The Scale

I've stopped obsessing over the scale, which is a good thing. However, there is something truly animalistic that comes out in me when I go on these long runs (today it was 8. Yes, 8. 8 miles. 8 miles straight. An hour and a half of running.) And today I got to thinking (I had a lot of time on my hands...)

I always rate how hard I'm working by how badly I want to die at the end and how riddled with expletives my inner monologue becomes. I decided during this morning's run on a name for this scale and the only thing I could think of was the Fujita scale and that's already taken. So I took the only other name that I'm sure the scientists who named the Fujita scale would have taken had it been even remotely appropriate and that is, the "F* Me Scale". Because if you thought about it in a tornado situation, and you were faced with one that was headed straight toward your neighbor's house, you'd be thinking (and don't lie, you totally would), "F* me! That's gonna hit Helga's house!" And your voice would be just a few decibles smaller than if it were going toward, say, your house. In which the exclamation would be at the top-of-your-lungs decibel (10 on the "F* me scale") while you're yelling "F* me! That's coming for US! RUUUUNNNNN!)
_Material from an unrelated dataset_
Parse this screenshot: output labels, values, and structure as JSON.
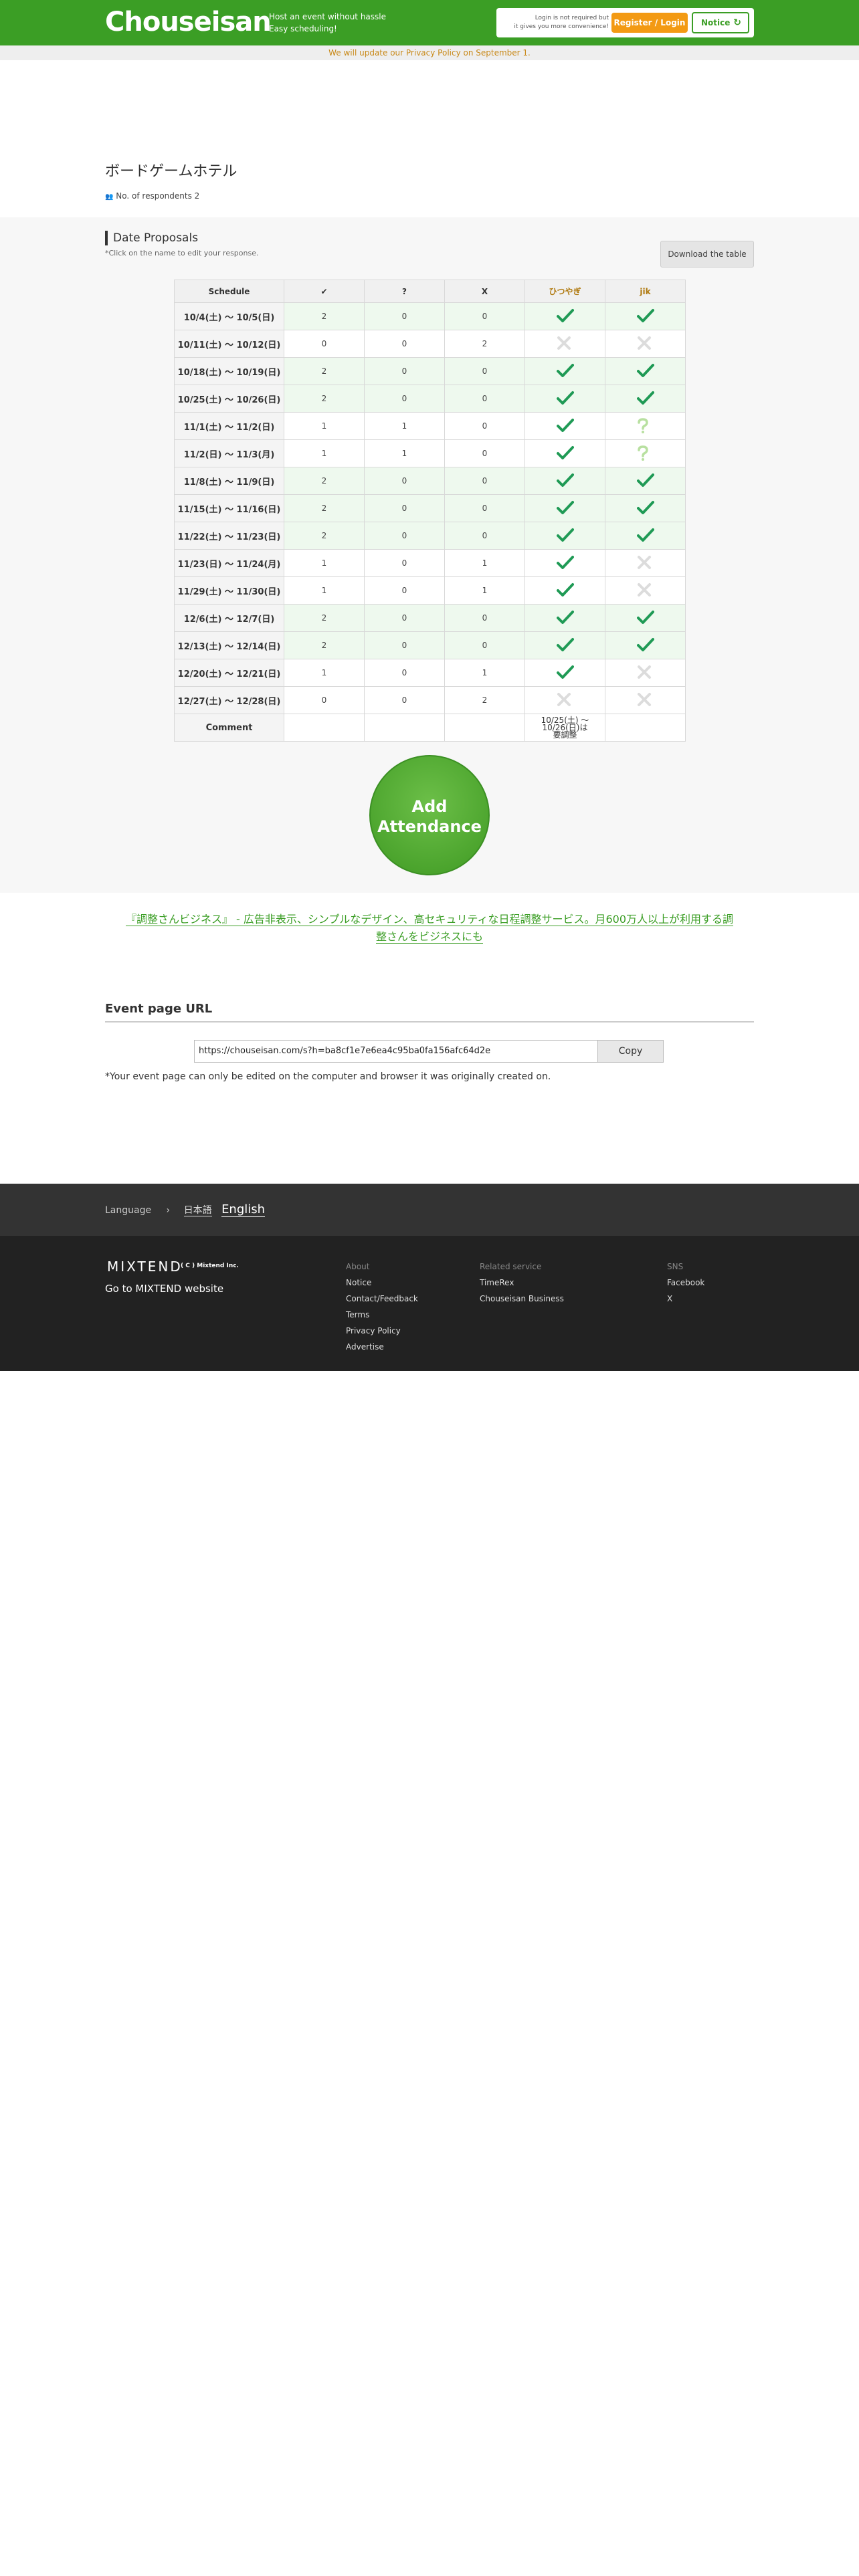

So in my own f* me scale, I rate my runs by how badly I want to die at the end as mentioned, and it goes from zero (not at all) to 10 (I want to f*ing die).

While running all these other runs whilst training for the half-marathon, I've been maybe at a 4 at the end mostly. I don't really want to die, I'm not in misery, but things hurt a little but in a good way. 8 miles was different. 8 miles was a strong 8. By the very end, my chest was fine but my legs were like two cement stumps plopping up and down the sidewalk. Thump. Thump. Thump. It took actual effort to pick each leg up and put it back down on the pavement. I was thinking, "F* me, look at this, my legs stopped working. How interesting." Almost as an afterthought. Although earlier in the run, there was a time where I thought I was definitely going to stop breathing, and at that point I was definitely near a 10. When you can't even think the words "F* me," you're at a 10. In case you were wondering.

Don't get me wrong though, this isn't whining. This is science. (My own science.) I'm watching my body do stuff it hasn't before and I'm watching what it does in response. It's running 8 miles. It's almost collapsing at the end, but still, there is 8 miles happening, and next week it'll be 9. And it still scares the crap out of me and actually I'm little faster than a tortoise, really, (my husband confirmed this when he said something to the effect of it not being that much work when he runs with me -- which he insists means just that his stride is longer than mine because of my short legs and his long ones, but let's face it, it just depends on which cup you're looking at. He totally means, "you are a total slowpoke", but he will deny that till he dies I'm sure.)

But running 6 miles or 7 miles or 8 miles is ok if I'm playing games in my head with it all. When we're headed out, we talk and chit-chat and I don't think about the mileage ahead. When the topics start to run out, we make fun of people going by. When the breathing hard starts, I go blank in my head and try just to survive. That's usually about halfway through when I devour my chocolate-flavored Power Bar gel and get a little pick-me-up. Then I think about things like the "F* me scale" or blog post topics or how to redecorate my house. Then by the end, we're saying, "It's only one more mile..." and then we just keep going and it's fine. The best and worst part is probably the drive over to our starting line where I'm having a little inner panic about how far we're about to run and my husband says something brilliant like, "Honey, really. It's no big deal. It's easy. You just put one foot in front of the other. For a while... until you're done." So wise.
Bookmark and Share


  1. Wow, 8 miles! I'm very impressed. I aspire to run myself, but that's still a ways away!

    Congrats on your continued success training for your 1/2 marathon.

  2. YAY! 8 miles!!!! Hercules, Hercules!!

  3. Husbands are great for finding the "right" words, aren't they? My husband is my sometimes running partner (used to be my all the time running partner - before kids!).

    Congrats on your long runs - they do get easier. I tend to dedicate each half mile to someone special - it keeps my mind focused.


Talk to me, Goose!

I love comments. Who doesn't love a good comment?